Here are the most beneficial consumables to stock for a Shadow Priest:
- Flask: Without a doubt, your best option in the flask and elixir department is Flask of Supreme Power, which gives a whopping +70 Spell Power. Alternatively, you can use Elixir of Shadow Power for +40 Shadow Damage.
- Potions: Potions are much more of a requirement for Shadow Priests, especially considering that they play a key role in the rotation to help conserve mana. You’ll want several Major Mana Potion, which gives ~1750 mana on a 2 minute cooldown.
- Food: Your food choices are those that offer mana regeneration. This includes Nightfin Soup, which grants +8 MP5, or Sagefish Delight, which will give +6 MP5.
- Weapon Oil: For temporary weapon enhancements, look no further than Brilliant Wizard Oil, which will give +36 Spell Damage and +1% Crit!
- Others: The above consumables are often considered mandatory, but there are a few others that will also benefit you if you have them. This includes Demonic / Dark Rune, which converts health to mana, and Scroll of Intellect, which will give +17 Intellect.
Rotation & Gameplay Tips
Now that you know how to optimize your Shadow Priest, you’ll need to understand how to actually play one. While Shadow Priests are technically a supportive damage dealer, they don’t have as much responsibility as hybrid classes like a Retribution Paladin. You don’t have buffs to maintain, and your support comes in the form of passive bonuses you apply.
What makes a Shadow Priest essential is 5 points in Shadow Weaving, which increases a targets vulnerability to shadow damage by up to 15%. Considering you’ll often have multiple warlocks in your raid group, Shadow Priests can noticeably boost overall raid damage just by being there and applying Shadow Weaving through their natural rotation.
Another thing of note is Vampiric Embrace. While this may seem like a useful ability that heals party members for 20% of shadow damage you deal, it isn’t useful enough in a raid environment to be worthy of the threat it generates. The ability only heals based off damage that you deal, and it only heals the other 4 members of your direct party. This means you’ll almost never use it in a raid, unless specifically asked to.
You’ll also want to ensure that you stay in Shadowform at all times for the +15% boost to shadow damage and reduction to damage taken. This does prevent you from using any kind of healing spells, but then again you’re a Shadow Priest, not some kind of silly healer!
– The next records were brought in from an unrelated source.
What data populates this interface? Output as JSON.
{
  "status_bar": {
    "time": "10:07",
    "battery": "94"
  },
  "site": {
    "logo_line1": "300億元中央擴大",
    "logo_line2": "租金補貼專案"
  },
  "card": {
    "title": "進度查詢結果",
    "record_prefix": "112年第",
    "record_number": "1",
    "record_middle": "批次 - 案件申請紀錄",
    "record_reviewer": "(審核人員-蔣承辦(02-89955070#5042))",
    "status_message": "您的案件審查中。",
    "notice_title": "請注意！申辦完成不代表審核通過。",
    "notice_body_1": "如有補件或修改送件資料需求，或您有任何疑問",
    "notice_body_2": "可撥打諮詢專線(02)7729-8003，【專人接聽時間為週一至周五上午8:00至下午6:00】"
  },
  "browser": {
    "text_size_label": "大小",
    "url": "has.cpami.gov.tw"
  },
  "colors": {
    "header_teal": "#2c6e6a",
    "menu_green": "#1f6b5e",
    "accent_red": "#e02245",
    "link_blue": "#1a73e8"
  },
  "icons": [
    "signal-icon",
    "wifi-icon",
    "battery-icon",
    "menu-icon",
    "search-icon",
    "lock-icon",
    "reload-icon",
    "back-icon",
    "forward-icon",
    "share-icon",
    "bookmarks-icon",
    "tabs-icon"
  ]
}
Realistically, a Shadow Priest just does not have the mana capacity to help with healing.
Since Mind Blast is the only ability that can crit, you’ll want to use Inner Focus in conjunction with it. Otherwise you’ll waste the bonus crit chance on Shadow Word: Pain or Mind Flay, both of which cannot crit.
A Shadow Priest’s rotation is fairly simple considering there are just three spells to use. You’ll want to keep Shadow Word: Pain applied at all times, use Mind Blast on cooldown, and fill in the gaps with Mind Flay. This often means that you’ll be able to get two full Mind Flay channels in between each Mind Blast.
On top of that, you’ll also need a “rotation” to keep up with mana regeneration. You’ll generally want to use a Major Mana Potion after you’ve used enough mana to fully benefit from one. If you have enough health and raid damage is low, you can also use a Demonic Rune. If both of those are on cooldown, you’ll want to stop using Mind Blast in your rotation, and instead just cast Mind Flay when you have enough mana to keep Shadow Weaving applied. If you’re really lucky, a druid might Innervate you (don’t count on it).